Big Data is simply all the data available. That means, in realistic terms, all of the data one can gather about a subject from all the places data resides: data sitting in some long forgotten enterprise software program in the basement of a large corporation, data from social media websites, website traffic data (click-through’s and pathing and such), text from blogs, even data from a sensor on a rocket ship or bridge in Brooklyn (not sure if they’re using sensor data on the Brooklyn Bridge, but they could be). Sources of data are vast, and growing. It’s cheaper to store data than ever before, and we now have the computing capability to sift through it, so now there is lots more data being collected, “Big” amounts of Data are being stored and analyzed. There is a lot you can do with all this Big Data, but this is where it gets dicey. You can collect all kinds of data with one subject, question or problem in mind, but end up realizing (through analysis) more important information about a totally different subject, question or problem. That’s why Big Data is so confusing to lots of folks just getting their hands dirty with it, and apparently also why it is so valuable to Marketers, Engineers, CEO’s, The FBI, Data Geeks, and anyone else interested in edging out the competition. Let’s explore some basics:

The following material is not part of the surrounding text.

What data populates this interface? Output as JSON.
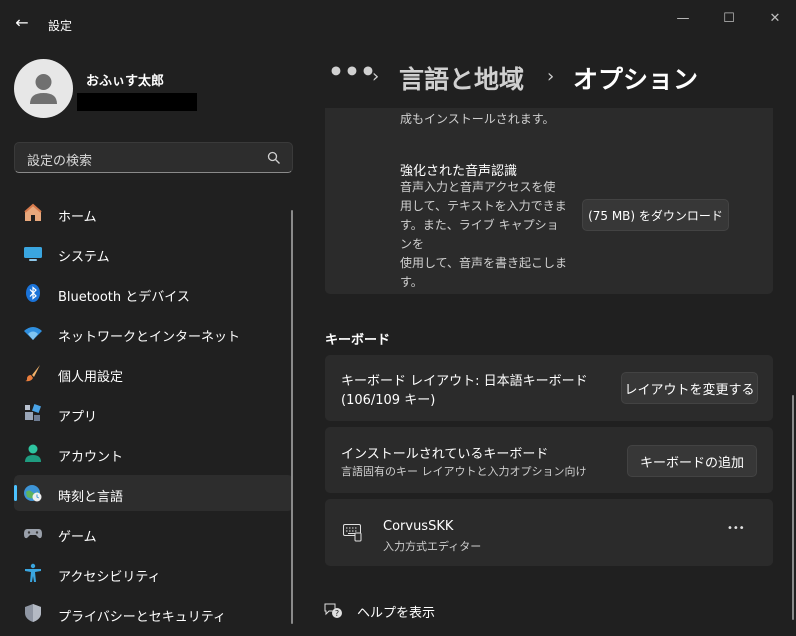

Wikipedia says: “Big data usually includes data sets with sizes beyond the ability of commonly used software tools to capture, curate, manage, and process the data within a tolerable elapsed time. Big data sizes are a constantly moving target, as of 2012 ranging from a few dozen terabytes to many petabytes of data in a single data set. With this difficulty, new platforms of “big data” tools are being developed to handle various aspects of large quantities of data.”

The Big Data Institute says: “Big Data is a term applied to voluminous data objects that are variety in nature – structured, unstructured or a semi-structured, including sources internal or external to an organization, and generated at a high degree of velocity with an uncertainty pattern, that does not fit neatly into traditional, structured, relational data stores and requires strong sophisticated information ecosystem with high performance computing platform and analytical capabilities to capture, process, transform, discover and derive business insights and value within a reasonable elapsed time.”

So, we’ve only scratched the surface of truly understanding what Big Data is here in this blog, and really the multitude of possibilities Big Data represents has only begun to unfold to those of us using it to better understand whatever it is we’re collecting data about. I hope at a minimum by reading this you have gained a better understanding of what “Big Data” is, but moreover, a curiosity to learn more and perhaps even apply it to something you are working on. These are exciting times whether you are using data for marketing or designing a new rocket ship to explore Mars. Big things are coming, and it’s all due to Big Data!

Here are some great articles I’ve recently enjoyed regarding Big Data: